in bankruptcy, for the insolvency having taken place before any such demand, it is now too late to arrange the equities between either the joint estate or the several estates of the partners, otherwise than by letting the burthen fall upon that, which having received the consideration, and, being bound by the contract, and having been intended so to be, ought in equity to bear it.
I have looked at the deposition upon the proceedings, and it states no consideration for the note, it merely sets out the instrument, it states no demand upon Mitchell, and it therefore appears to me, as well from the legal effect of this instrument, and a fortiori from the proper direction of the proof, against the proper parties, and the proper estate, the liability attaches upon the joint estate of the four, and that as against Mitchell's separate estate it ought to be expunged.

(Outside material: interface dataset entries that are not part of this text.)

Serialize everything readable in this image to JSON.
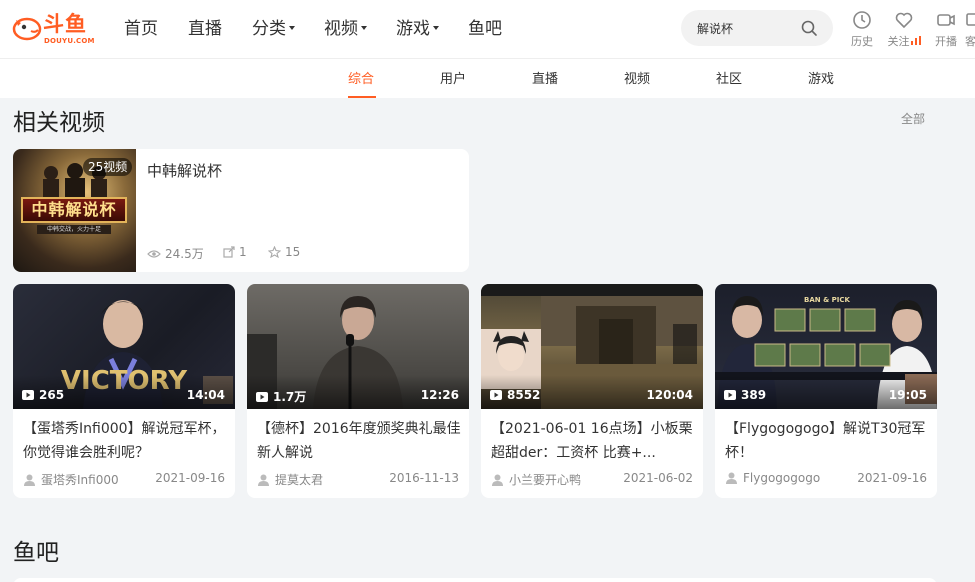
{
  "header": {
    "logo_text": "斗鱼",
    "logo_sub": "DOUYU.COM",
    "nav": [
      {
        "label": "首页",
        "dropdown": false
      },
      {
        "label": "直播",
        "dropdown": false
      },
      {
        "label": "分类",
        "dropdown": true
      },
      {
        "label": "视频",
        "dropdown": true
      },
      {
        "label": "游戏",
        "dropdown": true
      },
      {
        "label": "鱼吧",
        "dropdown": false
      }
    ],
    "search": {
      "value": "解说杯",
      "icon": "search-icon"
    },
    "tools": [
      {
        "label": "历史",
        "icon": "clock-icon"
      },
      {
        "label": "关注",
        "icon": "heart-icon"
      },
      {
        "label": "开播",
        "icon": "camera-icon"
      },
      {
        "label": "客",
        "icon": "client-icon"
      }
    ]
  },
  "tabs": [
    {
      "label": "综合",
      "active": true
    },
    {
      "label": "用户",
      "active": false
    },
    {
      "label": "直播",
      "active": false
    },
    {
      "label": "视频",
      "active": false
    },
    {
      "label": "社区",
      "active": false
    },
    {
      "label": "游戏",
      "active": false
    }
  ],
  "related": {
    "title": "相关视频",
    "all_label": "全部",
    "collection": {
      "badge": "25视频",
      "title": "中韩解说杯",
      "thumb_text": "中韩解说杯",
      "thumb_sub": "中韩交战，火力十足",
      "views": "24.5万",
      "shares": "1",
      "favorites": "15"
    },
    "videos": [
      {
        "plays": "265",
        "duration": "14:04",
        "title": "【蛋塔秀Infi000】解说冠军杯，你觉得谁会胜利呢？",
        "author": "蛋塔秀Infi000",
        "date": "2021-09-16",
        "thumb_text": "VICTORY"
      },
      {
        "plays": "1.7万",
        "duration": "12:26",
        "title": "【德杯】2016年度颁奖典礼最佳新人解说",
        "author": "提莫太君",
        "date": "2016-11-13"
      },
      {
        "plays": "8552",
        "duration": "120:04",
        "title": "【2021-06-01 16点场】小板栗超甜der：工资杯 比赛+...",
        "author": "小兰要开心鸭",
        "date": "2021-06-02"
      },
      {
        "plays": "389",
        "duration": "19:05",
        "title": "【Flygogogogo】解说T30冠军杯！",
        "author": "Flygogogogo",
        "date": "2021-09-16",
        "thumb_text": "BAN & PICK"
      }
    ]
  },
  "yuba": {
    "title": "鱼吧"
  },
  "colors": {
    "accent": "#ff5d23",
    "background": "#f2f4f6"
  }
}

Ordered accordingly. Assignees' costs out of the
An appeal from this decision has been heard before the Lord Chancellor and stands over for a case to be sent to a court of law.
I N D E X
CASES IN THIS VOLUME
AND TO THOSE
CONTAINED IN THE FOLLOWING CONTEMPORANEOUS REPORTS.
Adolphus and Ellis, New Series, vols. 1,2,3,
and vol. 4, part 1.
1, 2, and 3.
Hare, vol. 2, part 4, and vol. 3.
1, 2, 3, and 4,
parts 1, 2, and 3.
7, and vol. 8, part 1.
vol. 2, parts 3 and 4.
ACT OF BANKRUPTCY. 4. c. 16. s. 72, and, therefore, where
The possession taken under such to have assented, before their ap-
Act of Bankruptcy.
the assignees under the deed, in ana- customary time of entry on farms in
May; and that the rents on the
2. The following document held to were always reserved payable at
January. 7'. J. entered on the farm in
not to be executed unless other writs
1842 other writs against T. J, have
That the giving of the warrant
of attorney under the above cir.